The Los Angeles Times carried this defining story yesterday:
An illegal immigrant couple with six children were already living in poverty. Then the quadruplets arrived.Let's see: Angela Magdaleno and her husband (really? different last name), both illegals, have been in the United States for 22 and 28 years, respectively. Neither speaks English. "Even her teenage daughters speak mostly Spanish; their English vocabulary is limited," the Times says. "Yet all of Magdaleno's 10 children are U.S. citizens. The triplets receive subsidized school lunches. All the youngsters have had their healthcare bills covered by Medi-Cal, the state and federal healthcare program for the poor." They also receive $700 a month in Social Security payments.
The two-hanky story solicits our tears for Angela and her state-supported brood, but I do not fear for her welfare or that of her 10 offspring. No, they won't get rich siphoning their income off California and United States taxpayers, but the nation they invited themselves to will see that their basic needs are taken care of, and that their 10 anchor babies, automatic citizens to gladden a Bushbot's heart, will be able to have all the additional babies they want. Even if they restrain themselves and hold the line at, say, four each, that's 40 additional kids who are legally American but culturally Mexican in the next generation.

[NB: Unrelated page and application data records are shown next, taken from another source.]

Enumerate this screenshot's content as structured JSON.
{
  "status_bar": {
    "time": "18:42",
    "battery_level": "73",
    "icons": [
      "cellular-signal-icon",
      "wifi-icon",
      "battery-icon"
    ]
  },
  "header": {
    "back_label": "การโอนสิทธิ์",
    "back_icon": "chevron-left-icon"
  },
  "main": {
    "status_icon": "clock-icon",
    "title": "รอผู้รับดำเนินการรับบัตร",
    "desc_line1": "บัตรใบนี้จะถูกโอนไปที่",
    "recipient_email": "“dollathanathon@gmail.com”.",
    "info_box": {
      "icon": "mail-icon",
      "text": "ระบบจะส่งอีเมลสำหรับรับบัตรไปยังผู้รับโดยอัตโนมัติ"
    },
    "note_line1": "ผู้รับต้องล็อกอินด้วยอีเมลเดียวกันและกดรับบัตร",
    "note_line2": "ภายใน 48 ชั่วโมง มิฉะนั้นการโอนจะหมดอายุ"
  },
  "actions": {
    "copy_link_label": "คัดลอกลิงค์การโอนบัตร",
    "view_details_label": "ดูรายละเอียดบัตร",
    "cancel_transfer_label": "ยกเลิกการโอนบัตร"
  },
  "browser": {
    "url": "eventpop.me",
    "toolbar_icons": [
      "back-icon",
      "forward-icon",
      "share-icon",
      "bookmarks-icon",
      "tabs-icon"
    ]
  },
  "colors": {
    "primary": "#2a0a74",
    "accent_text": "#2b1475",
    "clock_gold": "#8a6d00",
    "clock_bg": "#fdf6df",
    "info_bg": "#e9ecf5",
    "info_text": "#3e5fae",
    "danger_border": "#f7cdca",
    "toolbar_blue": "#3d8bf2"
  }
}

You got a problem with that?
Hey, the social work Establishment doesn't; they're probably fighting among themselves to step into the spotlight with aid for Angela and her accidental familia.
The Los Angeles Times doesn't; its owners and managers, who live in places like Beverly Hills and San Marino, think it's just dandy to bring another 10 sons and daughters of illegals into the world in South Los Angeles. Celebrate diversity and keep the Mexifornia advertisers and politicians happy. The story's deck thinks it's cute: "They're still in a daze." Wow, man, far out.
The George W. Bush Mafia doesn't; it's four more steps toward abolishing American sovereignty and realizing his dream of a Latino-majority country.
The Bush vassals working in what's laughably called immigration enforcement don't; the paper has no hesitation about publishing the parents' illegal status, because they know the fix is in and the couple is untouchable by the law.
The business Establishment doesn't; yipee, another four sub-minimum-wage counter wipers and burger wrappers whose social costs the taxpayers, those permasuckers, will absorb.
The Liberal Establishment doesn't; here's the exception that proves the rule that "U.S. immigrants' stories are often about reinvention and newfound prosperity, about leaving behind poverty and limitations." Like all Angela's neighbors in South Los Gangeles.
Well then, who does that leave to harbor some unworthy doubts about Angela's baby factory? I guess it's just you and me, friend. And I don't imagine the people in the corner offices with the leather swivel chairs give a toss what we think.